Got anything light and fresh?
My love of the ocean, freediving and the sustainable practice of spearfishing in particular, has taught me a lot about the species which live in Port Phillip Bay and the back beaches of Victoria. There is an incredible amount of delicious fish that typically don’t feature on Melbourne menus. We work closely with Two Hands, a company that connects chefs with producers, and who’ve been able to connect me with local fishermen that sustainably fish those species I see when I’m freediving. It’s been such an honour to showcase these inspiring creatures in Atria.
A really nice, light start to your meal is our Victorian crudo, currently featuring longsnout boarfish, silver trevally and grass whiting (known by fishers as “strangers”), matched with pickled shiso, white soy and Tasmanian wasabi.
What if I like tasty food but don’t eat animals?
We’ve turned the humble butternut pumpkin from near Ballarat into a multi-layered terrine with a cervelle de canut, or what we like to call a cheese dip.

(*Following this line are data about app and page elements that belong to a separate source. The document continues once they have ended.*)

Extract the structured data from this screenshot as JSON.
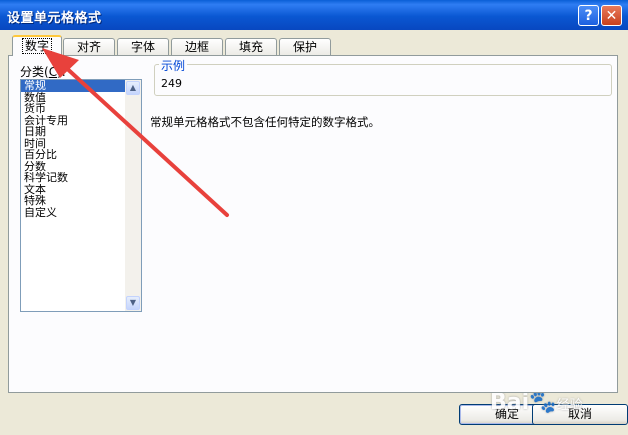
{
  "window": {
    "title": "设置单元格格式",
    "help_glyph": "?",
    "close_glyph": "✕"
  },
  "tabs": [
    {
      "label": "数字",
      "active": true
    },
    {
      "label": "对齐"
    },
    {
      "label": "字体"
    },
    {
      "label": "边框"
    },
    {
      "label": "填充"
    },
    {
      "label": "保护"
    }
  ],
  "category": {
    "label": "分类",
    "mnemonic": "C",
    "items": [
      "常规",
      "数值",
      "货币",
      "会计专用",
      "日期",
      "时间",
      "百分比",
      "分数",
      "科学记数",
      "文本",
      "特殊",
      "自定义"
    ],
    "selected": "常规"
  },
  "sample": {
    "legend": "示例",
    "value": "249"
  },
  "description": "常规单元格格式不包含任何特定的数字格式。",
  "buttons": {
    "ok": "确定",
    "cancel": "取消"
  },
  "watermark": {
    "brand": "Bai",
    "suffix": "经验"
  },
  "colors": {
    "title_bar": "#0a5fd6",
    "selection": "#316ac5",
    "annotation_arrow": "#e8413c"
  }
}
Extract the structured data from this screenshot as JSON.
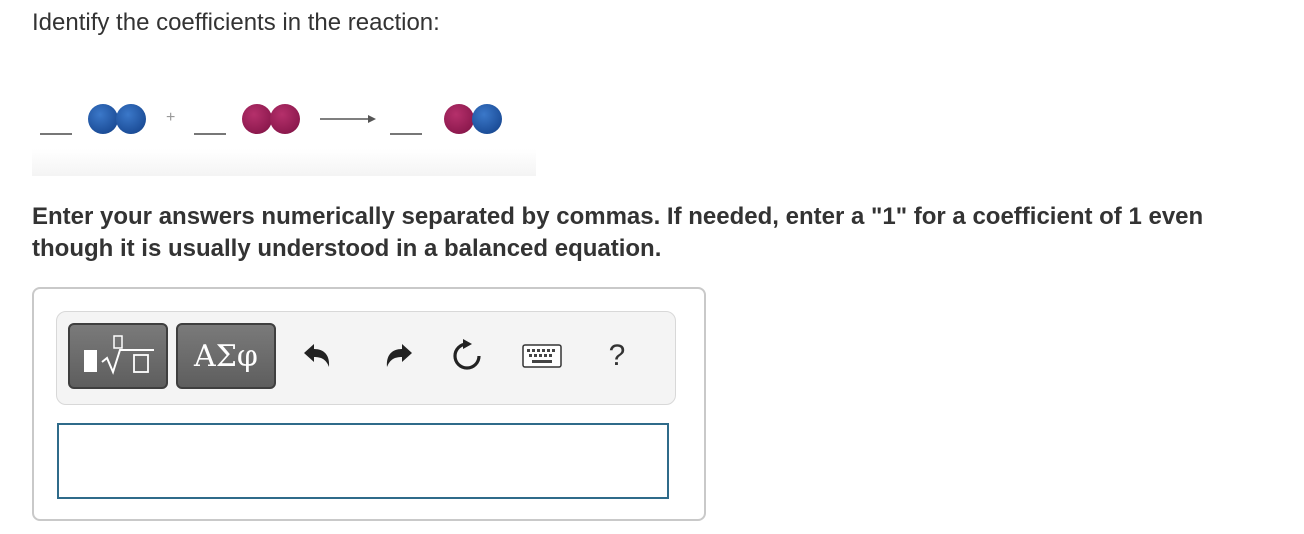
{
  "question": {
    "prompt": "Identify the coefficients in the reaction:"
  },
  "reaction": {
    "reactant_1": {
      "atoms": [
        "blue",
        "blue"
      ]
    },
    "plus_symbol": "+",
    "reactant_2": {
      "atoms": [
        "magenta",
        "magenta"
      ]
    },
    "product": {
      "atoms": [
        "magenta",
        "blue"
      ]
    },
    "colors": {
      "blue": "#2a62b0",
      "magenta": "#a0245c"
    }
  },
  "instructions": {
    "text": "Enter your answers numerically separated by commas. If needed, enter a \"1\" for a coefficient of 1 even though it is usually understood in a balanced equation."
  },
  "toolbar": {
    "templates_icon": "templates-sqrt-icon",
    "greek_label": "ΑΣφ",
    "undo_icon": "undo-icon",
    "redo_icon": "redo-icon",
    "reset_icon": "reset-icon",
    "keyboard_icon": "keyboard-icon",
    "help_label": "?"
  },
  "answer": {
    "value": "",
    "placeholder": ""
  }
}
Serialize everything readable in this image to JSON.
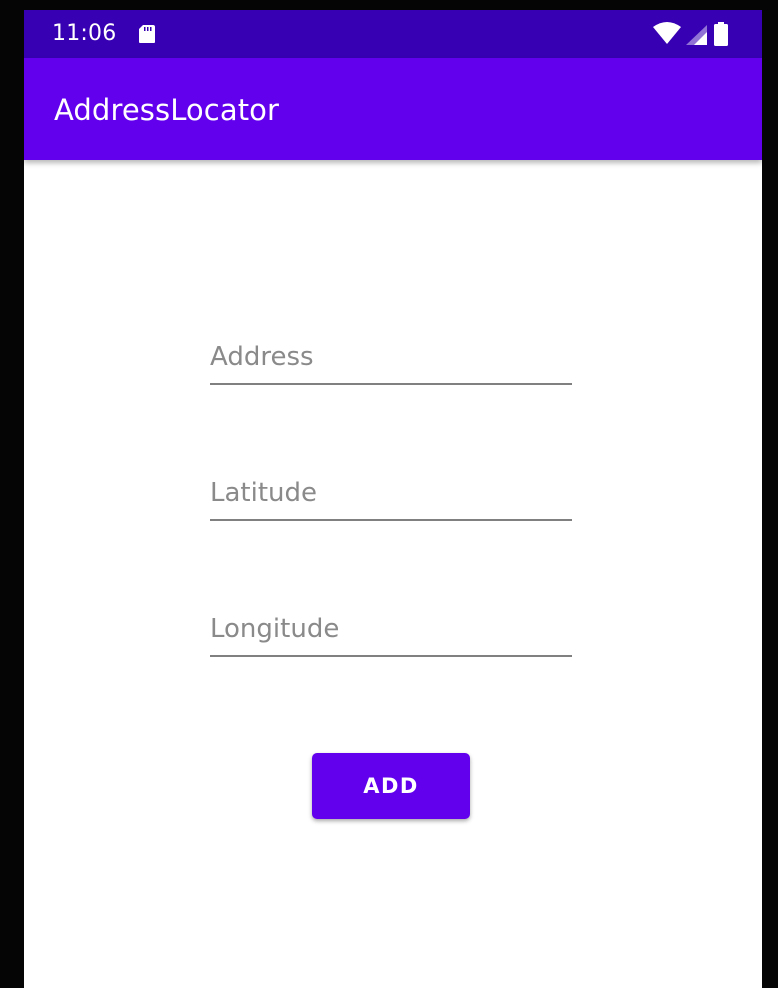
{
  "status_bar": {
    "time": "11:06",
    "icons": [
      "sd-card-icon",
      "wifi-icon",
      "signal-icon",
      "battery-icon"
    ]
  },
  "app_bar": {
    "title": "AddressLocator"
  },
  "form": {
    "address": {
      "placeholder": "Address",
      "value": ""
    },
    "latitude": {
      "placeholder": "Latitude",
      "value": ""
    },
    "longitude": {
      "placeholder": "Longitude",
      "value": ""
    },
    "add_button_label": "ADD"
  },
  "colors": {
    "status_bar": "#3700b3",
    "primary": "#6200ee",
    "background": "#ffffff",
    "hint_text": "#8a8a8a",
    "underline": "#808080"
  }
}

To finish off the dish we’ve made a pumpkin-seed miso, which is spread onto a Gippsland Jersey butter croissant dough that has been shaped into a scroll. Get the full experience by using your hands to dip the flaky, just-baked scroll into the spread.
Name the dish that captures the Atria vibe.
Like the Victorian crudo, the hand-picked Tasmanian crab with coral custard highlights the unusual, hard-to-find ingredients and produce we get excited about. This crab is caught at depths of up to 800 metres in the waters of Bass Strait, and can grow to be one of the largest crabs in the world. We receive these beautiful creatures live and use every part to create a dish that’s sweet, delicate, fresh and buttery, with a surprising pop of citrus from the finger limes.
Let’s go big. Let’s go crazy. What have you got for me?
Indulge in all of the above, and round out the experience with a wood-roasted southern rock lobster and reginette pasta, followed by the wood-fired roasted black truffle chicken . The cray is cooked in the wood-fired Josper grill and sits on hand-made reginette, soaking up the bisque-style sauce, and is a great dish to share. The truffled chicken crown is brined and stuffed with Oakhill truffles and served tableside. Get your hands sticky and make sure you dip the honey and fennel pollen milk bun in the truffle madeira jus, which is poured over the chicken at the table. Last year, we braved the cold and visited Ian and Merilyn Woodhouse at Oakhill truffles who took us foraging with their dog, Sally.
And to close?
Finish with a warm brandy-soaked baba with house-made mandarin marmalade and crème diplomat: a guest favourite.